> **What the task asks**
Find the lines below in which the string "brand" occurs. Copy each one.

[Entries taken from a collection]
▼
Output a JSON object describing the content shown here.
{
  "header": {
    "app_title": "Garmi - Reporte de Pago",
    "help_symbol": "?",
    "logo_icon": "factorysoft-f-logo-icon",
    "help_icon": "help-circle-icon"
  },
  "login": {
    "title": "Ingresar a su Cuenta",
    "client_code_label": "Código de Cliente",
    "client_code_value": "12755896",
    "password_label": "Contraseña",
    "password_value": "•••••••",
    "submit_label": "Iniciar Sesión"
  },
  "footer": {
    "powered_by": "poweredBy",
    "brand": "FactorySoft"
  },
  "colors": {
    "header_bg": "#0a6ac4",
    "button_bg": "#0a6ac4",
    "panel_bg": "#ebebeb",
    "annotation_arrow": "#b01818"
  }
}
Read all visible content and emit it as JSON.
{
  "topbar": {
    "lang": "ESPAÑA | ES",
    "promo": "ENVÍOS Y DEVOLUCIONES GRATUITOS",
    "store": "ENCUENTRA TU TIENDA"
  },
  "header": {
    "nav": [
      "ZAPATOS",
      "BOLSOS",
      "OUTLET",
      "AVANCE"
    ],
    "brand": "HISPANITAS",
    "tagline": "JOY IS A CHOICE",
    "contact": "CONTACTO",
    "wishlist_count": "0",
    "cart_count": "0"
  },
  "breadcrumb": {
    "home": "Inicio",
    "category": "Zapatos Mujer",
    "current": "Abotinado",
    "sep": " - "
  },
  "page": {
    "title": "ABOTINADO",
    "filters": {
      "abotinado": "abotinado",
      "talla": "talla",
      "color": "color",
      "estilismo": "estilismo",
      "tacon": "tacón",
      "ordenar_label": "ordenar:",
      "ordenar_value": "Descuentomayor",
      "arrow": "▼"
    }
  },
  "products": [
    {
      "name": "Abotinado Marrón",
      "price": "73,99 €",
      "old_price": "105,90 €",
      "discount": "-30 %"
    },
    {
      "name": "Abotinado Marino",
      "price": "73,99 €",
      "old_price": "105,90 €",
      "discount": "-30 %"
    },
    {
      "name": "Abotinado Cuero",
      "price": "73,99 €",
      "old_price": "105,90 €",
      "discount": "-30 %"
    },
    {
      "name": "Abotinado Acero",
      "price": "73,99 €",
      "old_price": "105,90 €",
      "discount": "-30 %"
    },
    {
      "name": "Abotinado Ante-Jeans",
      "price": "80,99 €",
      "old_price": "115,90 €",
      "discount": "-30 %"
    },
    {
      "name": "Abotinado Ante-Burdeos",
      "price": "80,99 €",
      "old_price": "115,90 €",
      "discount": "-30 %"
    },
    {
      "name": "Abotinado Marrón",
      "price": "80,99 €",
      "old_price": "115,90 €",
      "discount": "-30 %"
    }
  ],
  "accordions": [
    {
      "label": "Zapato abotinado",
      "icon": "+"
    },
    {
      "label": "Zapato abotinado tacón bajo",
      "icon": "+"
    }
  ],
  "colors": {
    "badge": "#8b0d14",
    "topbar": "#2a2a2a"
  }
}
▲
> **Your solution**
    "brand": "FactorySoft"
    "brand": "HISPANITAS",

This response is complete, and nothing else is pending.